07 Apr SDSWR2017 Media Coverage: Framework being developed for banks to assess green practices of borrowers
We held our 4th Singapore Dialogue on Sustainable World Resources on 6 April 2017 at the St. Regis Singapore, on the theme of “Inclusive Collaboration: Working Together for Sustainable Value Chains”. At the event, SIIA Chairman Simon Tay announced details about our current work on green finance.
Framework being developed for banks to assess green practices of borrowers [Channel NewsAsia, 6 Apr 2017]
By Liyana Othman
SINGAPORE: Financial institutions and banks in Singapore will get some guidance in understanding how they can contribute towards sustainable and green financing, such as assessing borrowers for their environmental practices before handing out loans.

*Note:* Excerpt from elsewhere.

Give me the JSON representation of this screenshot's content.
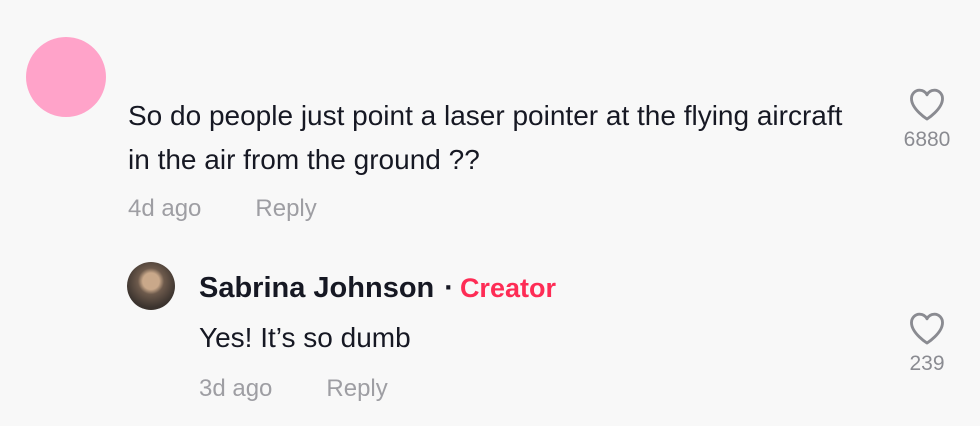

Think tank Singapore Institute of International Affairs (SIIA) is working with the United Nations Environment Programme (UNEP) and the Monetary Authority of Singapore (MAS) to come up with a framework, under which banks can take steps to ask companies like those in the agroforestry industry for certification and more transparency.
This was announced on Thursday (Apr 6) by SIIA chairman Simon Tay at the fourth Sustainable World Resources dialogue held in Singapore.
For Singapore-listed companies, they will be asked whether they have published their sustainability reports to the Singapore Exchange under its “comply or explain” rule. This will set the standard for smaller investors, said Associate Professor Tay, adding that it will also signal a shift from blacklisting errant companies to greening the whole value chain.
“In our region, banks have traditionally lent purely for commercial reasons. They’re not lending maliciously, but some of them may be lending with a blind eye,” said Assoc Prof Tay.
Full Article: Framework being developed for banks to assess green practices of borrowers [Channel NewsAsia, 6 Apr 2017]
Banks may look at sustainable practices when approving loans [TODAY, 7 Apr 2017]
By Siau Ming En
In his keynote address at the event, Minister for the Environment and Water Resources Masagos Zulkifli reiterated that sustainability should no longer be an afterthought for companies, as it can directly impact the bottom line.
“With increasing global awareness of the impact of unsustainable farming practices, a lack of oversight over supply chains can result in serious reputational and financial risks for companies,” he said. As the region develops, private sector financing will play an increasingly important role, such as directing private capital to projects that take environmental factors into account, he added.
He also cited Temasek Holdings as an example of investment firms that have moved to anchor sustainability in their investment processes.
Earlier, during a panel discussion, Temasek’s managing director of Enterprise Development and Sustainability Neo Gim Huay was also asked how the company ensures that its investments are not contributing to forest fires in Indonesia.
Ms Neo said that beyond declaring that it would not invest in unsustainable companies, Temasek also wants to play a part in addressing the issue and solving problems.
She added that she had personally visited its Indonesian investment with Cargill and vouched for is sustainable practices, for example.
Full Article: Banks may look at sustainable practices when approving loans [TODAY, 7 Apr 2017]
SIIA Chairman Simon Tay’s remarks at the dialogue were also quoted in a report on City Developments Limited’s (CDL) launch of the first green bond by a Singapore company through its subsidiary CDL Properties.
Full Article: CDL launches the first green bond by a Singapore firm [TODAY, 7 Apr 2017]